ORLANDO – Soon local schools will be closed for the summer and swimming activities will be on everyone’s checklist. The Florida Department of Health in Orange County encourages everyone to take a role in preventing injuries, drownings, and illnesses caused by germs in the water.
The Department reminds families to be safe when enjoying water activities, especially the week before Memorial Day, which is recognized as Healthy and Safe Swimming Week (May 22 – 28, 2023).
Tips for Healthy Swimming:
Before getting in:
- Don’t swim or let others swim if sick with diarrhea.
- Shower for at least 1 minute before you get into the water to remove dirt or anything else on your body.
- Chlorine mixed with dirt, sweat, pee, and poop creates chemicals that make swimmers’ eyes red and sting. When chlorine mixes with dirt, sweat, pee, and poop, there is less chlorine available to kill germs.
Once you are in:
- Don’t swallow the water.
- Don’t pee or poop in the water.
- Take kids on bathroom breaks and check diapers every hour. Change diapers away from the poolside to keep germs from getting in the water.
- Dry ears thoroughly with a towel after swimming.
Preventing Disease Outbreaks
Chemicals like chlorine are added to pool water to kill germs and stop them from spreading, helping to keep swimmers healthy. However, mishandling pool chemicals can cause injuries. Operators of public pools, hot tubs/spas, or water playgrounds and owners of residential pools or hot tubs/spas can take steps to prevent pool chemical injuries, such as reading and following directions on product labels of pool chemicals before using them. Visit https://www.cdc.gov/healthywater/swimming/index.html.
Take precautions when enjoying fresh water activities locally or when traveling abroad, especially swimming in warm freshwater lakes, hot springs, rivers, creeks and ponds to avoid Naegleria fowleri. It’s a naturally occurring amoeba that can be found in any body of fresh water and in poorly maintained swimming pools and hot tubs. The amoeba is not found in salt water.
The amoeba can cause an infection known as primary amebic meningoencephalitis (PAM). Almost always fatal, the amoeba travels up the nose to the brain and spinal cord. This generally happens during activities such as swimming, diving, waterskiing or wakeboarding.
Infections usually occur when it is hot for prolonged periods of time, which results in higher water temperatures and lower water levels.
Although infections are rare, most prove to be fatal. Seek medical care immediately if you develop a sudden onset of fever, headache, stiff neck, and vomiting especially if you have been in warm fresh water within the previous 2 weeks.
People should always assume there is a low level of risk for infection whenever entering warm fresh water.
Below are some tips to help reduce your risk of infection.
- Avoid water-related activities in bodies of warm freshwater, hot springs, and thermally-polluted water such as water around power plants;
- Avoid water-related activities in warm freshwater during periods of high water temperature and low water levels;
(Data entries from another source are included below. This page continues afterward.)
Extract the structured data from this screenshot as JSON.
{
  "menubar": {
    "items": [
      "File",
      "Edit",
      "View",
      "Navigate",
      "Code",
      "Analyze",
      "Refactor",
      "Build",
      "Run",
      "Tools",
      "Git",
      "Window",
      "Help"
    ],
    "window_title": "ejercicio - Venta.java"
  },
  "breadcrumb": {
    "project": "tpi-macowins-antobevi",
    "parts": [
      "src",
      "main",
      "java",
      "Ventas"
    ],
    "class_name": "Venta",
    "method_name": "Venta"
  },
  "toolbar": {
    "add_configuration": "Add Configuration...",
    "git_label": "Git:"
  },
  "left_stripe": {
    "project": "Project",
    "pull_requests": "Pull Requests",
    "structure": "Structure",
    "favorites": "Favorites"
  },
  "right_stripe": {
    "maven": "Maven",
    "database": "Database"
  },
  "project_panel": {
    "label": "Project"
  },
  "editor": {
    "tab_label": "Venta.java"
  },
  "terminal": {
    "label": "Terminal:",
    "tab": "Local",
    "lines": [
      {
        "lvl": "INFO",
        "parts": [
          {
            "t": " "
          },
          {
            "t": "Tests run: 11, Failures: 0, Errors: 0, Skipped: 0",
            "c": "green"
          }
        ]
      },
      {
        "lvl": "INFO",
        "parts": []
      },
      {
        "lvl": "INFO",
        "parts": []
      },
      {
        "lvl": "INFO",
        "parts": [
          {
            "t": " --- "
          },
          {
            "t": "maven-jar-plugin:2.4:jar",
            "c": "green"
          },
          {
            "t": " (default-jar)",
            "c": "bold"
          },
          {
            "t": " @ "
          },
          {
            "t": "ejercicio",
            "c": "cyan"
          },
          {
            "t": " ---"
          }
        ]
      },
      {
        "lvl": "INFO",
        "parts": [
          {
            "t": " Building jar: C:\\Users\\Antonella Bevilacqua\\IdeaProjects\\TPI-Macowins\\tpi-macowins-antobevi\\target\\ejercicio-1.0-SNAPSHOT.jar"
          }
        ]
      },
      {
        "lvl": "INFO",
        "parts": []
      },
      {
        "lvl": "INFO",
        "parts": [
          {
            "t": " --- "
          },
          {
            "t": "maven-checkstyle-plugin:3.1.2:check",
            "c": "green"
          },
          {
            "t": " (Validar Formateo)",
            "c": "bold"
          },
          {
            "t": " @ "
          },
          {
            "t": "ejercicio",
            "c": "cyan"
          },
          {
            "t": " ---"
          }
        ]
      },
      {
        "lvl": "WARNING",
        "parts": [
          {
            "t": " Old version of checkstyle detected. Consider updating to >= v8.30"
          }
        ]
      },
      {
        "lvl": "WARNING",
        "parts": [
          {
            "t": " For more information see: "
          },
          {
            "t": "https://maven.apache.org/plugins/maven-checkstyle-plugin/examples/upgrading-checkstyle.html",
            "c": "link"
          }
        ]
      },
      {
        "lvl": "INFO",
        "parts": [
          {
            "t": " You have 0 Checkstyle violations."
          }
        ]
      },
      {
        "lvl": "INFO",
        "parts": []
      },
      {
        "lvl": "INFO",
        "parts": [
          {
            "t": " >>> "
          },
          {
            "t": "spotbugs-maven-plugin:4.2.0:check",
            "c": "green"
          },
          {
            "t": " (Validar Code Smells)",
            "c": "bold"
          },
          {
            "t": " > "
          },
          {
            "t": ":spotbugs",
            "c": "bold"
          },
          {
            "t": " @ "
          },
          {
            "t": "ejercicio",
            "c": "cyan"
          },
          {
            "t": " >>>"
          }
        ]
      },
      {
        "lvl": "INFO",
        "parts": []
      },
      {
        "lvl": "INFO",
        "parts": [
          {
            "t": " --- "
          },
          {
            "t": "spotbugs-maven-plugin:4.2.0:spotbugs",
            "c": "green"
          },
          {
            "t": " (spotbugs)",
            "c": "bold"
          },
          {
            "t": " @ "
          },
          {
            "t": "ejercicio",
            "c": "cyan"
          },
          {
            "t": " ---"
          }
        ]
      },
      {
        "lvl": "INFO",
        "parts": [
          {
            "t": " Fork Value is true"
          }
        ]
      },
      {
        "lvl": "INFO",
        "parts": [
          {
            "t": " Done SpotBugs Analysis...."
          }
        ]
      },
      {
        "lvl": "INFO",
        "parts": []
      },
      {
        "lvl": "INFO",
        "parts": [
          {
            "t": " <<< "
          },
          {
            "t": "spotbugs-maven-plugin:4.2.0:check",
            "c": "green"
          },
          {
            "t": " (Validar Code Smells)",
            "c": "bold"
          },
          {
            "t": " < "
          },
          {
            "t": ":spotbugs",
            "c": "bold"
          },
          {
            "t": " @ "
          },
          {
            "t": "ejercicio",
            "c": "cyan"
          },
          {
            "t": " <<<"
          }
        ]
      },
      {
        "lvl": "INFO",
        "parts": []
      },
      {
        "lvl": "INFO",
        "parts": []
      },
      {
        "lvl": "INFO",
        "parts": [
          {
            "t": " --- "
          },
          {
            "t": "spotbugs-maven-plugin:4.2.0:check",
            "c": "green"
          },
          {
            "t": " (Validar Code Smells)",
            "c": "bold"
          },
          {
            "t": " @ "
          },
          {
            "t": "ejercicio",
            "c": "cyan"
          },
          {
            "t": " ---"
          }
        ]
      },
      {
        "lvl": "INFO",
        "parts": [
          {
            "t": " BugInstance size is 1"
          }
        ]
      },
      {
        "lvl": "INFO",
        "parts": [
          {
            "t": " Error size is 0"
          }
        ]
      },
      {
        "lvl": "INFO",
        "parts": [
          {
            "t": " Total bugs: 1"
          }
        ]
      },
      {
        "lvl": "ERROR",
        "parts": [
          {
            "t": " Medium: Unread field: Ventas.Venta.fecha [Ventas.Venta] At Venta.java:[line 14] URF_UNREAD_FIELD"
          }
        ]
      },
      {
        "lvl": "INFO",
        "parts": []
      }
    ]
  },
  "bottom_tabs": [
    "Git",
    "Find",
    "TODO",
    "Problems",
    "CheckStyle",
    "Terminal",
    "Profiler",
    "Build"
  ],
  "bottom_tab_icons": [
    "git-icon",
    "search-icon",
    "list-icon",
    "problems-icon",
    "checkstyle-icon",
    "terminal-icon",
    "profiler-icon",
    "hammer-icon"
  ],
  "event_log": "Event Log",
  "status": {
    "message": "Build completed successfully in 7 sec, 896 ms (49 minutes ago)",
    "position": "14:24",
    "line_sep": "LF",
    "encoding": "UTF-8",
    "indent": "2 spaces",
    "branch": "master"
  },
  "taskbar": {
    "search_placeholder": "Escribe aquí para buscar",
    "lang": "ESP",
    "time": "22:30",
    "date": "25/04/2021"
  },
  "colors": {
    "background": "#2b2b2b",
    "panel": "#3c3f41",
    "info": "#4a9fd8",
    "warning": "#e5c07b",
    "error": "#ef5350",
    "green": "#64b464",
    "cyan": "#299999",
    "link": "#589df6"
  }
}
- Keep your head out of the water, hold your nose shut or using nose clips when taking part in water-related activities in bodies of warm freshwater such as lakes, rivers, or hot springs; and
- Avoid digging in or stirring up the sediment while taking part in water-related activities in shallow, warm freshwater areas.
For information on the Naegleria fowleri amoeba, visit the Centers for Disease Control and Prevention web site: https://www.cdc.gov/parasites/naegleria/index.html.